Last week I had the opportunity to lead a film developing demo at Artomatic, which has sadly now ended. In preparation, I attempted to compile as much science behind the process that I could find, particularly with regard to the chemical reactions occurring in each step (I was a chem major for six semesters, afterall). However, I felt that it was too nerdy and brain-hurty and scaled it down into more general terms (I'm more of a bio person, anyway). I am still interested in how the image appears like magic on the film and how all the solutions work together, so here's an overview:
Photographic film is a strip plastic-type material coated with a light-sensitive material.
Traditional black & white film consists of 3 main layers:
Film Base – plastic or polymer such as nitrocellulose, cellulose acetate, or polyester (PET); back in the day it was glass
Emulsion – light-sensitive silver halide crystals in a semi-permeablegelatin that is layered on the film base
Anti-Halation Layer – coating that absorbs light & prevents it from reflecting back into the emulsion to cause halos/ghosting
How does it work?
When film is exposed to light, it starts a series of reactions with the silver halide crystals within the emulsion. Each photon of light that hits a crystal separates the silver from the halide, which absorbs it and frees an electron.
Ag+Br- (crystal) + hv (radiation) --> Ag+ + Br + e-
The silver ion then combines (is reduced) with the election to yield a free silver atom (metallic silver):
Ag+ + e- --> Ag0
(Ag0 = latent image)
The latent image is similar to “latent fingerprints” that are there waiting to be found or imaged.
What does this look like on the negative?
Each crystal comprises the film grain and can contain many molecules of silver halide. The longer the exposure, the more free silver is produced on each grain, creating a darker area, or density variation.
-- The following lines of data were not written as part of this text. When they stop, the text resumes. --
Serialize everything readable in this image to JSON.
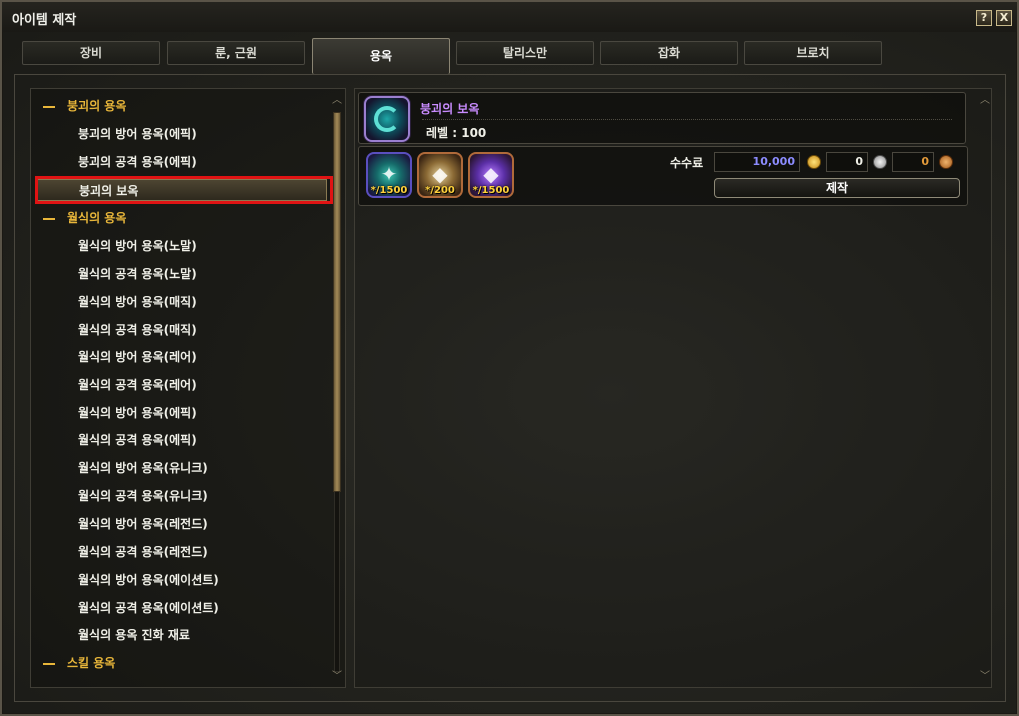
{
  "window": {
    "title": "아이템 제작",
    "help_label": "?",
    "close_label": "X"
  },
  "tabs": [
    {
      "label": "장비",
      "active": false
    },
    {
      "label": "룬, 근원",
      "active": false
    },
    {
      "label": "용옥",
      "active": true
    },
    {
      "label": "탈리스만",
      "active": false
    },
    {
      "label": "잡화",
      "active": false
    },
    {
      "label": "브로치",
      "active": false
    }
  ],
  "tree": [
    {
      "type": "category",
      "label": "붕괴의 용옥"
    },
    {
      "type": "item",
      "label": "붕괴의 방어 용옥(에픽)"
    },
    {
      "type": "item",
      "label": "붕괴의 공격 용옥(에픽)"
    },
    {
      "type": "item",
      "label": "붕괴의 보옥",
      "selected": true
    },
    {
      "type": "category",
      "label": "월식의 용옥"
    },
    {
      "type": "item",
      "label": "월식의 방어 용옥(노말)"
    },
    {
      "type": "item",
      "label": "월식의 공격 용옥(노말)"
    },
    {
      "type": "item",
      "label": "월식의 방어 용옥(매직)"
    },
    {
      "type": "item",
      "label": "월식의 공격 용옥(매직)"
    },
    {
      "type": "item",
      "label": "월식의 방어 용옥(레어)"
    },
    {
      "type": "item",
      "label": "월식의 공격 용옥(레어)"
    },
    {
      "type": "item",
      "label": "월식의 방어 용옥(에픽)"
    },
    {
      "type": "item",
      "label": "월식의 공격 용옥(에픽)"
    },
    {
      "type": "item",
      "label": "월식의 방어 용옥(유니크)"
    },
    {
      "type": "item",
      "label": "월식의 공격 용옥(유니크)"
    },
    {
      "type": "item",
      "label": "월식의 방어 용옥(레전드)"
    },
    {
      "type": "item",
      "label": "월식의 공격 용옥(레전드)"
    },
    {
      "type": "item",
      "label": "월식의 방어 용옥(에이션트)"
    },
    {
      "type": "item",
      "label": "월식의 공격 용옥(에이션트)"
    },
    {
      "type": "item",
      "label": "월식의 용옥 진화 재료"
    },
    {
      "type": "category",
      "label": "스킬 용옥"
    }
  ],
  "recipe": {
    "result_name": "붕괴의 보옥",
    "level_label": "레벨 : 100",
    "materials": [
      {
        "icon": "teal-crystal-cluster-icon",
        "count": "*/1500"
      },
      {
        "icon": "golden-rune-stone-icon",
        "count": "*/200"
      },
      {
        "icon": "purple-crystal-icon",
        "count": "*/1500"
      }
    ],
    "fee_label": "수수료",
    "fee_gold": "10,000",
    "fee_silver": "0",
    "fee_copper": "0",
    "craft_label": "제작"
  },
  "scroll": {
    "up": "︿",
    "down": "﹀"
  }
}
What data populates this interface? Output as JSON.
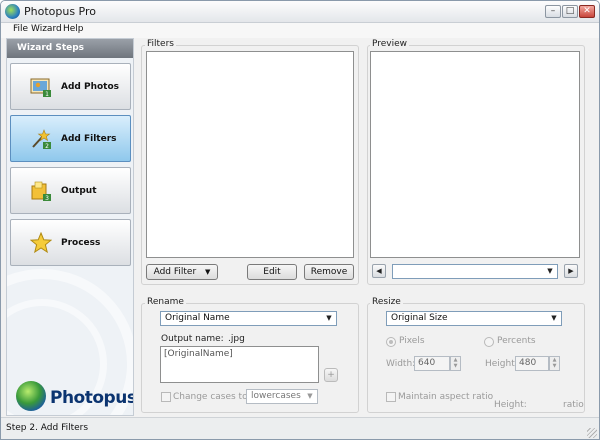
{
  "window": {
    "title": "Photopus Pro",
    "minimize": "–",
    "maximize": "□",
    "close": "✕"
  },
  "menu": [
    "File",
    "Wizard",
    "Help"
  ],
  "sidebar": {
    "header": "Wizard Steps",
    "steps": [
      {
        "label": "Add Photos",
        "icon": "photo-icon",
        "active": false
      },
      {
        "label": "Add Filters",
        "icon": "wand-icon",
        "active": true
      },
      {
        "label": "Output",
        "icon": "folder-icon",
        "active": false
      },
      {
        "label": "Process",
        "icon": "star-icon",
        "active": false
      }
    ],
    "logo": "Photopus"
  },
  "filters": {
    "label": "Filters",
    "add_filter": "Add Filter",
    "edit": "Edit",
    "remove": "Remove"
  },
  "preview": {
    "label": "Preview",
    "selected": ""
  },
  "rename": {
    "label": "Rename",
    "mode": "Original Name",
    "output_name_label": "Output name:",
    "output_name_value": ".jpg",
    "template_text": "[OriginalName]",
    "add_icon": "+",
    "change_cases_label": "Change cases to:",
    "case_value": "lowercases"
  },
  "resize": {
    "label": "Resize",
    "mode": "Original Size",
    "pixels_label": "Pixels",
    "percents_label": "Percents",
    "width_label": "Width:",
    "width_value": "640",
    "height_label": "Height:",
    "height_value": "480",
    "aspect_label": "Maintain aspect ratio",
    "height_ratio_label": "Height:",
    "ratio_label": "ratio",
    "pixels_checked": true
  },
  "status": {
    "text": "Step 2. Add Filters"
  },
  "colors": {
    "accent": "#8fc8ec",
    "logo": "#0b3470"
  }
}
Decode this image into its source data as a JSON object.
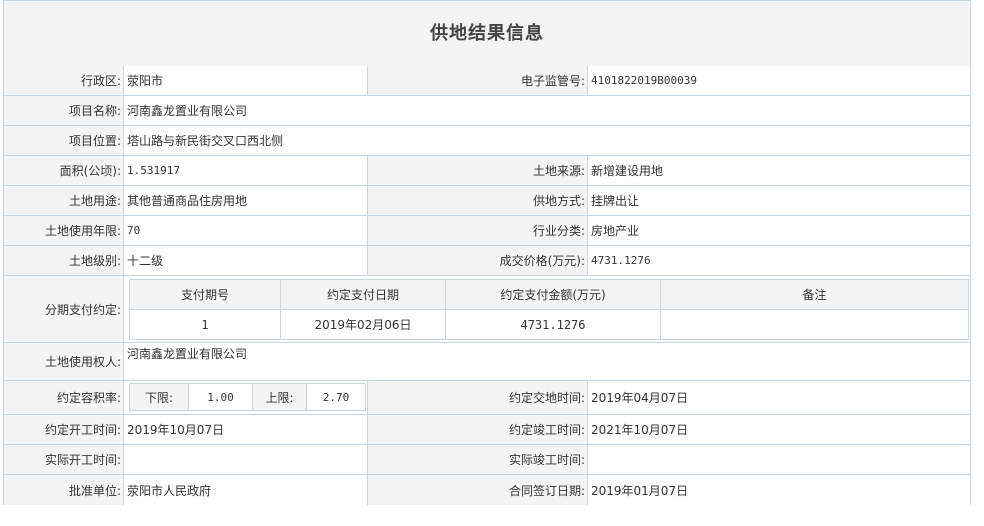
{
  "title": "供地结果信息",
  "rows": {
    "district": {
      "label": "行政区:",
      "value": "荥阳市"
    },
    "supervision_no": {
      "label": "电子监管号:",
      "value": "4101822019B00039"
    },
    "project_name": {
      "label": "项目名称:",
      "value": "河南鑫龙置业有限公司"
    },
    "project_location": {
      "label": "项目位置:",
      "value": "塔山路与新民街交叉口西北侧"
    },
    "area": {
      "label": "面积(公顷):",
      "value": "1.531917"
    },
    "land_source": {
      "label": "土地来源:",
      "value": "新增建设用地"
    },
    "land_use": {
      "label": "土地用途:",
      "value": "其他普通商品住房用地"
    },
    "supply_method": {
      "label": "供地方式:",
      "value": "挂牌出让"
    },
    "use_years": {
      "label": "土地使用年限:",
      "value": "70"
    },
    "industry": {
      "label": "行业分类:",
      "value": "房地产业"
    },
    "land_level": {
      "label": "土地级别:",
      "value": "十二级"
    },
    "deal_price": {
      "label": "成交价格(万元):",
      "value": "4731.1276"
    },
    "installment": {
      "label": "分期支付约定:",
      "headers": [
        "支付期号",
        "约定支付日期",
        "约定支付金额(万元)",
        "备注"
      ],
      "rows": [
        [
          "1",
          "2019年02月06日",
          "4731.1276",
          ""
        ]
      ]
    },
    "holder": {
      "label": "土地使用权人:",
      "value": "河南鑫龙置业有限公司"
    },
    "far": {
      "label": "约定容积率:",
      "lower_label": "下限:",
      "lower": "1.00",
      "upper_label": "上限:",
      "upper": "2.70"
    },
    "handover_time": {
      "label": "约定交地时间:",
      "value": "2019年04月07日"
    },
    "start_time": {
      "label": "约定开工时间:",
      "value": "2019年10月07日"
    },
    "complete_time": {
      "label": "约定竣工时间:",
      "value": "2021年10月07日"
    },
    "actual_start": {
      "label": "实际开工时间:",
      "value": ""
    },
    "actual_complete": {
      "label": "实际竣工时间:",
      "value": ""
    },
    "approver": {
      "label": "批准单位:",
      "value": "荥阳市人民政府"
    },
    "contract_date": {
      "label": "合同签订日期:",
      "value": "2019年01月07日"
    }
  }
}
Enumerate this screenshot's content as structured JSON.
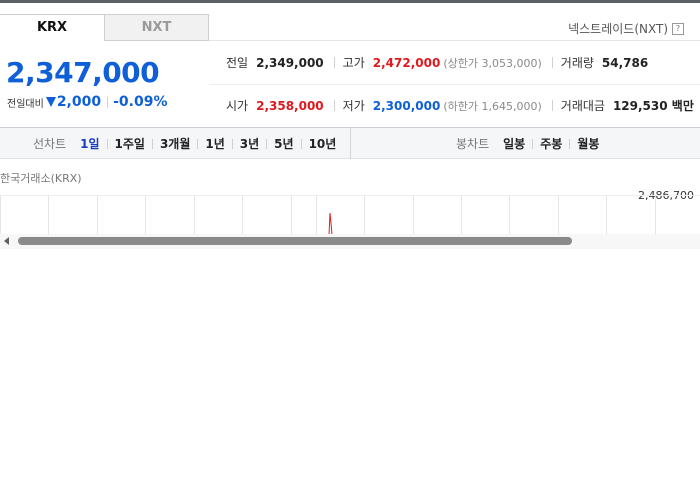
{
  "tabs": {
    "krx": "KRX",
    "nxt": "NXT"
  },
  "nxt_link": {
    "label": "넥스트레이드(NXT)",
    "icon": "external-link-icon"
  },
  "price": {
    "current": "2,347,000",
    "change_label": "전일대비",
    "change_value": "2,000",
    "change_rate": "-0.09%",
    "direction": "down"
  },
  "stats": {
    "prev_close": {
      "label": "전일",
      "value": "2,349,000"
    },
    "high": {
      "label": "고가",
      "value": "2,472,000",
      "note": "(상한가 3,053,000)"
    },
    "volume": {
      "label": "거래량",
      "value": "54,786"
    },
    "open": {
      "label": "시가",
      "value": "2,358,000"
    },
    "low": {
      "label": "저가",
      "value": "2,300,000",
      "note": "(하한가 1,645,000)"
    },
    "amount": {
      "label": "거래대금",
      "value": "129,530 백만"
    }
  },
  "chart_controls": {
    "line_title": "선차트",
    "line_periods": [
      "1일",
      "1주일",
      "3개월",
      "1년",
      "3년",
      "5년",
      "10년"
    ],
    "active_period": "1일",
    "candle_title": "봉차트",
    "candle_periods": [
      "일봉",
      "주봉",
      "월봉"
    ]
  },
  "chart": {
    "source": "한국거래소(KRX)",
    "y_label": "2,486,700"
  },
  "colors": {
    "up": "#e0191e",
    "down": "#0e5fd8",
    "active": "#1a3cbf"
  }
}
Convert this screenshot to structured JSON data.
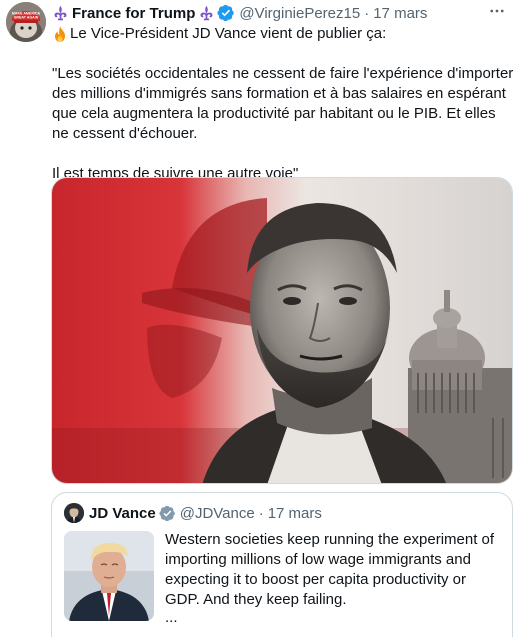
{
  "tweet": {
    "author": {
      "display_name": "France for Trump",
      "handle": "@VirginiePerez15",
      "avatar_text": "MAKE AMERICA GREAT AGAIN TRUMP",
      "verified": true
    },
    "separator": "·",
    "date": "17 mars",
    "intro": "Le Vice-Président JD Vance vient de publier ça:",
    "quote_paragraph_1": "\"Les sociétés occidentales ne cessent de faire l'expérience d'importer des millions d'immigrés sans formation et à bas salaires en espérant que cela augmentera la productivité par habitant ou le PIB. Et elles ne cessent d'échouer.",
    "quote_paragraph_2": "Il est temps de suivre une autre voie\"",
    "icons": {
      "fleur": "fleur-de-lis-icon",
      "verified": "verified-badge-icon",
      "more": "more-options-icon",
      "fire": "fire-emoji-icon"
    }
  },
  "quoted_tweet": {
    "display_name": "JD Vance",
    "handle": "@JDVance",
    "separator": "·",
    "date": "17 mars",
    "text": "Western societies keep running the experiment of importing millions of low wage immigrants and expecting it to boost per capita productivity or GDP. And they keep failing.",
    "ellipsis": "...",
    "verified": true
  },
  "colors": {
    "accent_blue": "#1d9bf0",
    "secondary_text": "#536471",
    "primary_text": "#0f1419",
    "media_red": "#c7262c"
  }
}
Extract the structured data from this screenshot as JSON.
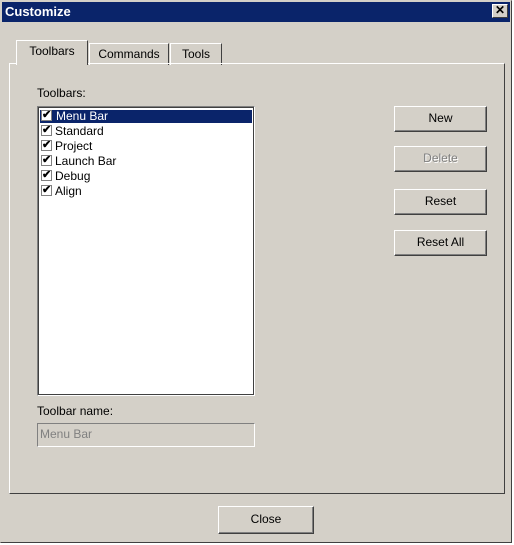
{
  "window": {
    "title": "Customize",
    "close_glyph": "✕"
  },
  "tabs": [
    {
      "label": "Toolbars",
      "active": true
    },
    {
      "label": "Commands",
      "active": false
    },
    {
      "label": "Tools",
      "active": false
    }
  ],
  "toolbars_label": "Toolbars:",
  "toolbars": [
    {
      "label": "Menu Bar",
      "checked": true,
      "selected": true
    },
    {
      "label": "Standard",
      "checked": true,
      "selected": false
    },
    {
      "label": "Project",
      "checked": true,
      "selected": false
    },
    {
      "label": "Launch Bar",
      "checked": true,
      "selected": false
    },
    {
      "label": "Debug",
      "checked": true,
      "selected": false
    },
    {
      "label": "Align",
      "checked": true,
      "selected": false
    }
  ],
  "check_glyph": "✔",
  "toolbar_name_label": "Toolbar name:",
  "toolbar_name_value": "Menu Bar",
  "buttons": {
    "new": "New",
    "delete": "Delete",
    "reset": "Reset",
    "reset_all": "Reset All",
    "close": "Close"
  },
  "colors": {
    "title_bar": "#0a246a",
    "face": "#d4d0c8",
    "selection": "#0a246a"
  }
}
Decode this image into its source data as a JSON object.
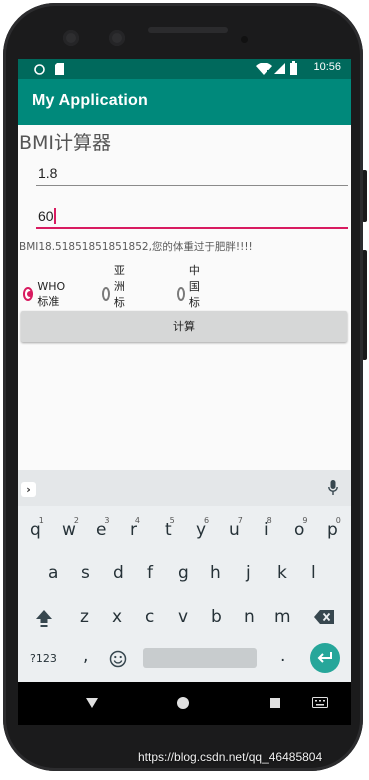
{
  "status_bar": {
    "time": "10:56"
  },
  "app_bar": {
    "title": "My Application"
  },
  "main": {
    "heading": "BMI计算器",
    "height_input": {
      "value": "1.8"
    },
    "weight_input": {
      "value": "60"
    },
    "result_text": "BMI18.51851851851852,您的体重过于肥胖!!!!",
    "standards": [
      {
        "label": "WHO标准",
        "checked": true
      },
      {
        "label": "亚洲标准",
        "checked": false
      },
      {
        "label": "中国标准",
        "checked": false
      }
    ],
    "calculate_label": "计算"
  },
  "keyboard": {
    "row1": [
      {
        "key": "q",
        "hint": "1"
      },
      {
        "key": "w",
        "hint": "2"
      },
      {
        "key": "e",
        "hint": "3"
      },
      {
        "key": "r",
        "hint": "4"
      },
      {
        "key": "t",
        "hint": "5"
      },
      {
        "key": "y",
        "hint": "6"
      },
      {
        "key": "u",
        "hint": "7"
      },
      {
        "key": "i",
        "hint": "8"
      },
      {
        "key": "o",
        "hint": "9"
      },
      {
        "key": "p",
        "hint": "0"
      }
    ],
    "row2": [
      "a",
      "s",
      "d",
      "f",
      "g",
      "h",
      "j",
      "k",
      "l"
    ],
    "row3": [
      "z",
      "x",
      "c",
      "v",
      "b",
      "n",
      "m"
    ],
    "symbols_label": "?123",
    "comma_label": ",",
    "period_label": "."
  },
  "watermark": "https://blog.csdn.net/qq_46485804",
  "colors": {
    "primary": "#00897b",
    "primary_dark": "#00695c",
    "accent": "#d81b60",
    "enter_key": "#26a69a"
  },
  "icons": [
    "wifi-icon",
    "signal-icon",
    "battery-icon",
    "sim-icon",
    "expand-suggestions-icon",
    "mic-icon",
    "shift-icon",
    "backspace-icon",
    "emoji-icon",
    "enter-icon",
    "back-nav-icon",
    "home-nav-icon",
    "recents-nav-icon",
    "keyboard-switch-icon"
  ]
}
Dark areas of the negative have the highest density of opaque silver atoms (the greatest light exposure) and clear areas contain no silver (no light exposure).
Next week, we'll take a look at how the image is made visible on the film.